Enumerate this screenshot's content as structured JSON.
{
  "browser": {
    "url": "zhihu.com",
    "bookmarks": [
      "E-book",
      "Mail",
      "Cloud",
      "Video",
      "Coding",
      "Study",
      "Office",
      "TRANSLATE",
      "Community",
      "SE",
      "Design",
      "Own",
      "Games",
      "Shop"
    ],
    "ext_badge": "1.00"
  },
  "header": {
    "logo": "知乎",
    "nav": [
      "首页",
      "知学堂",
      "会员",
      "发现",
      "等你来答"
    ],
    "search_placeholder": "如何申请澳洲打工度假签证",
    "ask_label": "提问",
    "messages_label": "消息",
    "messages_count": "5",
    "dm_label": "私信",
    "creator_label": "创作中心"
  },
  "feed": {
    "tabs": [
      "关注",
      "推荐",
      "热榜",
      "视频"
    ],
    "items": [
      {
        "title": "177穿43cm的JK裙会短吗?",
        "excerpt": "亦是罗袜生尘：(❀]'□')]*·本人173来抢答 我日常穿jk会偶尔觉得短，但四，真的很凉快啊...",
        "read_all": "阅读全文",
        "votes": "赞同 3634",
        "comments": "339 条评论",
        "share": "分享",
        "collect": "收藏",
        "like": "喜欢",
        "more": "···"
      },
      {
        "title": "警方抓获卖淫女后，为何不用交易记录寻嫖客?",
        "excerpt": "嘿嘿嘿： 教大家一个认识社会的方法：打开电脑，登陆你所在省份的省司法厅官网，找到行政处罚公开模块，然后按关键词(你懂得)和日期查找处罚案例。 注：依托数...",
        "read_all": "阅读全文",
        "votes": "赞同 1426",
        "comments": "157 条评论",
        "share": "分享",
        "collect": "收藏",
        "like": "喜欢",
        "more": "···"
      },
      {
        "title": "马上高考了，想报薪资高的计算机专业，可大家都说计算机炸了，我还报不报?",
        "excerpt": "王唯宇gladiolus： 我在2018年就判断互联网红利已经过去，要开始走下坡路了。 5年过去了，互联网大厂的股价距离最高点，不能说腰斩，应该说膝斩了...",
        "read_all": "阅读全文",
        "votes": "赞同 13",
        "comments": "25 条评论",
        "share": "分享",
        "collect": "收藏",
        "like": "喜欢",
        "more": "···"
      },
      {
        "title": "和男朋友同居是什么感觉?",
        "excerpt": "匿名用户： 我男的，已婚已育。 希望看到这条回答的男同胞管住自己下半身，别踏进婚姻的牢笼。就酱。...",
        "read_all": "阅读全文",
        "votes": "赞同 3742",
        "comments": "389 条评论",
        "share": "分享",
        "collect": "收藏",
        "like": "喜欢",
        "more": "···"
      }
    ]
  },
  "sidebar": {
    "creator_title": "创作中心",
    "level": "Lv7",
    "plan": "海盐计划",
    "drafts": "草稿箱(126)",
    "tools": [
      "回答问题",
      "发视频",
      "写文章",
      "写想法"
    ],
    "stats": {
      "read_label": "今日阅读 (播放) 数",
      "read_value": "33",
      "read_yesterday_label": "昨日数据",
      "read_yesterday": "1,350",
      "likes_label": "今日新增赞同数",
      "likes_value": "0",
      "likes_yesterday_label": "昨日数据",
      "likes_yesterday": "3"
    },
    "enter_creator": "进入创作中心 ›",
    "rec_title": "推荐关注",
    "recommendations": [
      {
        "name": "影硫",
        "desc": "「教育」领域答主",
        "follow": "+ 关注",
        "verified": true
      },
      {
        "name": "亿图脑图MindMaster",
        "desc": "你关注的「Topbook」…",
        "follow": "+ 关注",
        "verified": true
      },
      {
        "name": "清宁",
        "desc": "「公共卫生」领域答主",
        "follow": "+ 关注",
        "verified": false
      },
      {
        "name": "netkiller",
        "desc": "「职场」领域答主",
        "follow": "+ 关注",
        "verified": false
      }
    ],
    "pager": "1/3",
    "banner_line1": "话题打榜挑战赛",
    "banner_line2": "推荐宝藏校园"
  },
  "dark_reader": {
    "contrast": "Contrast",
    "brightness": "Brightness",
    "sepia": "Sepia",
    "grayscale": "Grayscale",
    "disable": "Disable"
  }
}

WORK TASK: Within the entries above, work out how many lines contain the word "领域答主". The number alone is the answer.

EXERCISE OUTPUT: 3